- The photography sense is real but should be at hypo, not hypo-. Widsith 14:24, 17 November 2007 (UTC)
- 'Zackly. Widsith 14:48, 17 November 2007 (UTC)
- The photography sense is real and is already listed at hypo. But in hypo, it lists both sodium hyposulfite and sodium thiosulfate (which is what I remember from my chemistry days). While we are on the subject can anyone confirm or refute this, rather than me listing it as a separate entry for now. Thanks--Dmol 16:34, 17 November 2007 (UTC)
- There is plenty hypo-chemistry. Any salt in which the central atom of the complex anion is in a lower oxidation state than normal can be called that way, but the nomenclature is a bit archaic. hyposulfite and thiosulfate are not the same but they are both pretty good reducing agents.

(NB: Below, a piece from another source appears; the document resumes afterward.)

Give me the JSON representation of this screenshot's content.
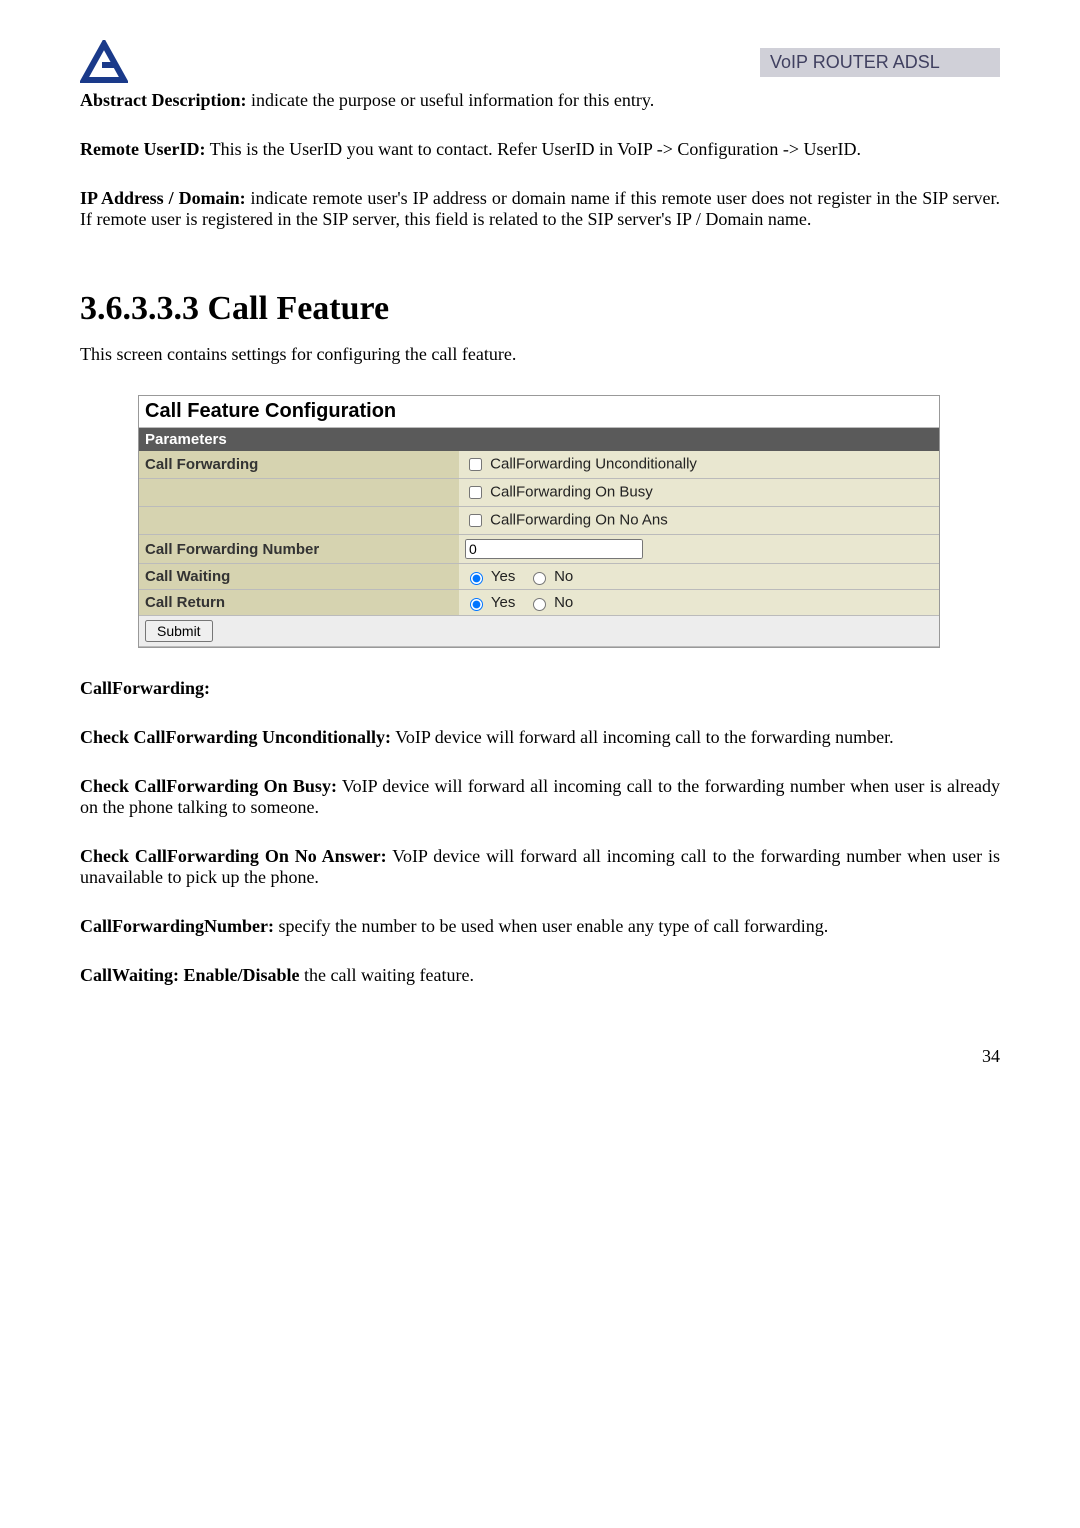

I guess either would do Jcwf 01:18, 10 March 2008 (UTC)
- Here (at page 69) is IUPAC's characterization of the use of "hypo-". As I read it, Jcwf's statement that it is out of date seems supported. They further say that the term is not used consistently as a prefix to different elements. The reference seems rather useful for us, BTW. DCDuring TALK 03:00, 10 March 2008 (UTC)
- This seems like a demonstration of why we should welcome WikiChemipedia when someone is motivated to create it. We don't have the expertise to handle any but the most basic words (which chemical nomenclaturists call "trivial") and those used in literature or the news. Similarly for taxonomic names and WikiSpecies. DCDuring TALK 18:23, 10 March 2008 (UTC)
The following discussion has been moved from Wiktionary:Requests for cleanup.
This discussion is no longer live and is left here as an archive. Please do not modify this conversation, but feel free to discuss its conclusions.
Etymology needs Ancient Greek script and antonyms, derived terms, synonyms, and translations all need categorising. The German section also needs a pronunciatory transcription. † ﴾(u):Raifʻhār (t):Doremítzwr﴿ 14:02, 17 November 2007 (UTC)
- Now all that is left to do is to correctly categorise the translations and to give the German section a pronunciatory transcription. † ﴾(u):Raifʻhār (t):Doremítzwr﴿ 17:17, 17 November 2007 (UTC)
- Added German pronunciation. —Stephen 23:29, 17 November 2007 (UTC)